Track your miles.
You have to do it. If you do not have a good record of your miles and the IRS audits you, they will disallow any of your deductions. I drove about 20,000 miles last year, and not tracking miles would have added about $3,000 I'd have to pay come tax time.
Okay, but what if you don't claim the 56 cents per mile (2021)? What if you choose to claim actual expenses with all your fuel costs, oil changes, insurance, depreciation and so on?
You still have to track those miles. You can only claim the business use percent of those expenses. If 80% of the miles you drove were business, you can claim 80% of the actual expenses.
Which ever method you choose, you have to check off on your Schedule C tax forms that you have a written record.
You don't have to go triple overboard like I do (though it's a good way to make sure you don't lose out on too much money in deductions). If you want something that's going to do it automatically for you, think about using Triplog. You can try it free or get 20% off using my referral link.
If you choose to record manually, make sure you're not forgetting to write everything down. If you use a GPS app, always double check to make sure it has been recording.
Whatever works best for you: Track. Your. Miles!!!
What miles should I track?
Hopefully you're getting an idea together of what might work best for you on how to track your miles.
Now of course the question comes up: Exactly what miles should I be tracking for my delivery or rideshare driving?
The simple answer is whatever miles you have to drive to perform your business. The IRS has a rule for claiming business expenses, which is that an expense must be necessary and reasonable for the operation of your business. Does it help you accomplish a business purpose?

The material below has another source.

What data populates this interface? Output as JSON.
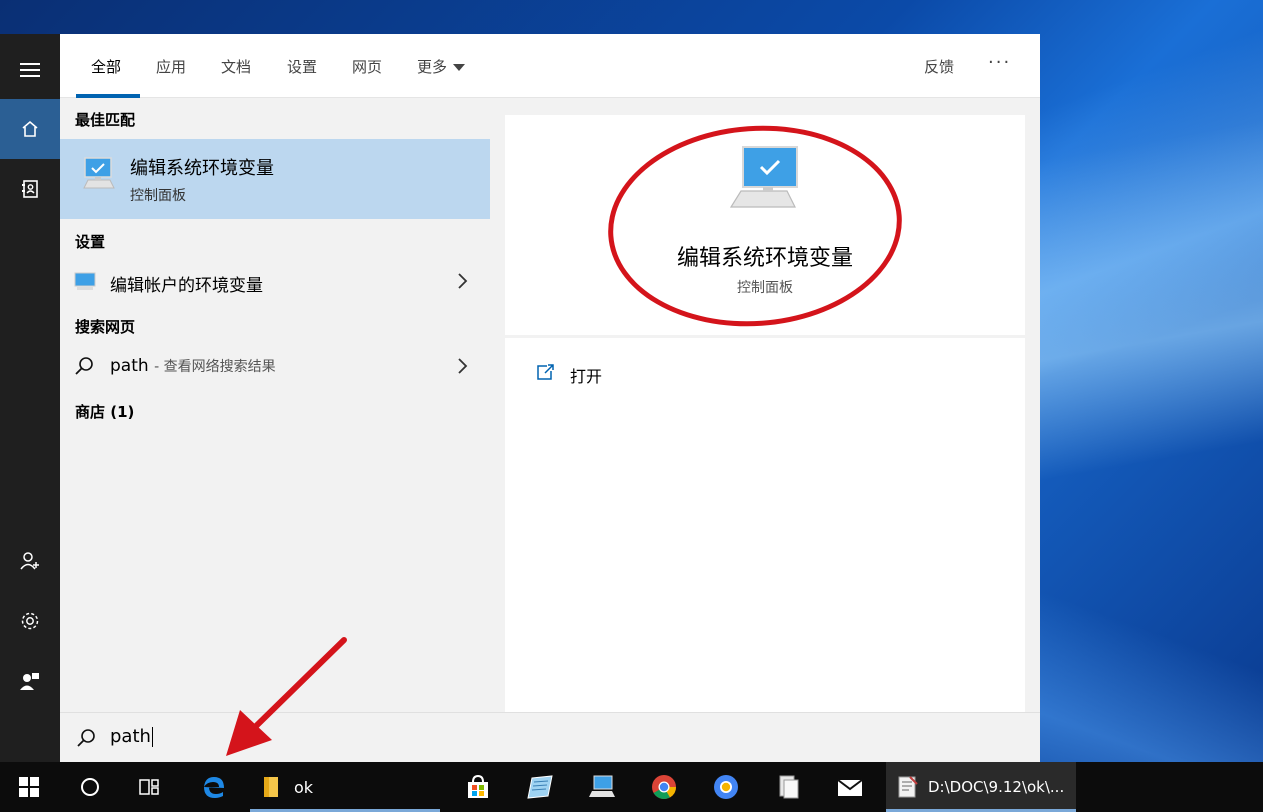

A lot of drivers don't claim enough miles. Some will claim too many. There's a lot more that goes into figuring out what miles you should track as we continue on.
The Delivery Driver's Tax Information Series
- Introducing the tax guide for Grubhub, Uber Eats, Doordash, Instacart and other gig economy contractors
- Independent contractor taxes 101: What you are taxed on.
- What your real income is for gig economy contractors
- Understanding business-related expenses for gig economy independent contractors
- Deducting your car expenses
- What non car expenses can gig economy independent contractors claim?
- How to file taxes for Uber Eats, Grubhub, Instacart, Doordash, Lyft etc.
- How to save for next year's taxes
- Understand the four things the IRS Requires. If you want to claim your vehicle expenses, you need a written record that includes the date of the trip, where you went, how many miles you drove, and the business purpose of your trip.
- Understand the advantages of a written record. A written mileage log is often more reliable and more widely accepted.
- Understand the advantages of using a GPS app like Hurdlr or Triplog. If you're prone to forget to write down miles, maybe a GPS that automatically records your trips is better for you.
- Decide on a method and start tracking. Yesterday.
You can claim your miles, even if you take the standard deduction. But you can only claim them if you have documentation. This article goes into more detail about how you can document those miles.